|Sensor Size||23.6 x 15.6 mm||27.0 x 18.0 mm|
|Sensor Area||368.16 mm2||486 mm2|
|Sensor Diagonal||28.3 mm||32.4 mm|
|Sensor Resolution||16 Megapixels||10.4 Megapixels|
|Image Resolution||4896 x 3264 pixels||3936 x 2630 pixels|
|Pixel Pitch||4.80 μm||6.84 μm|
|Pixel Density||4.34 MP/cm2||2.13 MP/cm2|
|Moiré control||no AA filter||no AA filter|
|Movie Capability||1080/60p Video||no Video|
|ISO Setting||200 - 6,400 ISO||160 - 2,500 ISO|
|ISO Boost||100 - 51,200 ISO||no Enhancement|
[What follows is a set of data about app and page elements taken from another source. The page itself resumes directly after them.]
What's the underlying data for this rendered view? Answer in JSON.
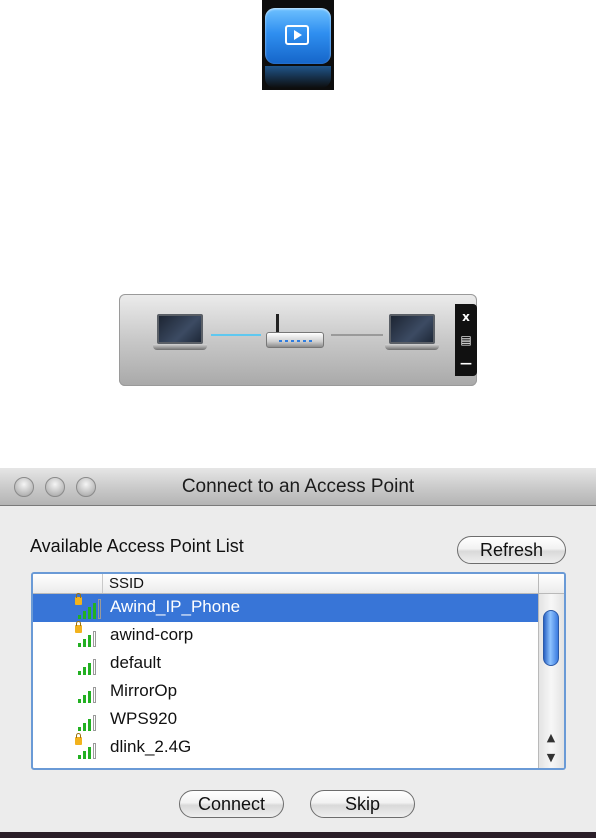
{
  "app_icon": {
    "name": "app-icon"
  },
  "connection_widget": {
    "link_status": [
      "connected",
      "connected"
    ],
    "controls": [
      {
        "name": "close-icon",
        "glyph": "x"
      },
      {
        "name": "menu-icon",
        "glyph": "▤"
      },
      {
        "name": "minimize-icon",
        "glyph": "—"
      }
    ],
    "colors": {
      "active_link": "#5fc8f0",
      "inactive_link": "#9a9a9a"
    }
  },
  "window": {
    "title": "Connect to an Access Point",
    "list_label": "Available Access Point List",
    "refresh_label": "Refresh",
    "table": {
      "header": "SSID",
      "rows": [
        {
          "ssid": "Awind_IP_Phone",
          "locked": true,
          "selected": true
        },
        {
          "ssid": "awind-corp",
          "locked": true,
          "selected": false
        },
        {
          "ssid": "default",
          "locked": false,
          "selected": false
        },
        {
          "ssid": "MirrorOp",
          "locked": false,
          "selected": false
        },
        {
          "ssid": "WPS920",
          "locked": false,
          "selected": false
        },
        {
          "ssid": "dlink_2.4G",
          "locked": true,
          "selected": false
        }
      ],
      "scroll_up": "▲",
      "scroll_down": "▼"
    },
    "connect_label": "Connect",
    "skip_label": "Skip",
    "colors": {
      "selection": "#3875d7",
      "signal": "#22b022"
    }
  }
}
|DXO Sensor Quality (score)||..||59|
|DXO Color Depth (bits)||..||21.1|
|DXO Dynamic Range (EV)||..||11.3|
|DXO Low Light (ISO)||..||663|
|Screen Specs||Fujifilm X-T10||Leica M8|
|Viewfinder Type||Electronic viewfinder||Optical viewfinder|
|Viewfinder Field of View||100%||100%|
|Viewfinder Resolution||2360k dots|
|LCD Framing||Live View|
|Rear LCD Size||3.0inch||2.5inch|
|LCD Resolution||920k dots||230k dots|
|LCD Attachment||Tilting screen||Fixed screen|
|Shooting Specs||Fujifilm X-T10||Leica M8|
|Focus System||On-Sensor Phase-detect||Manual Focus|
|Manual Focusing Aid||Focus Peaking||no Peaking Feature|
|Continuous Shooting||8 shutter flaps/s||2 shutter flaps/s|
|Time-Lapse Photography||Intervalometer built-in||no Intervalometer|
|Fill Flash||Build-in Flash||no On-Board Flash|
|Storage Medium||SDXC cards||SDXC cards|
|Second Storage Option||Single card slot||Single card slot|
|UHS card support||UHS-I||no|
|Connectivity Specs||Fujifilm X-T10||Leica M8|
|USB Connector||USB 2.0||USB 2.0|
|HDMI Port||micro HDMI||no HDMI|
|Microphone Port||External MIC port||no MIC socket|
|Wifi Support||Wifi built-in||no Wifi|
|Body Specs||Fujifilm X-T10||Leica M8|
118 x 83 x 41 mm
(4.6 x 3.3 x 1.6 in)
139 x 80 x 37 mm
(5.5 x 3.1 x 1.5 in)
|Camera Weight||381 g (13.4 oz)||591 g (20.8 oz)|
Did you notice an error on this page? If so, please get in touch, so that we can correct the information.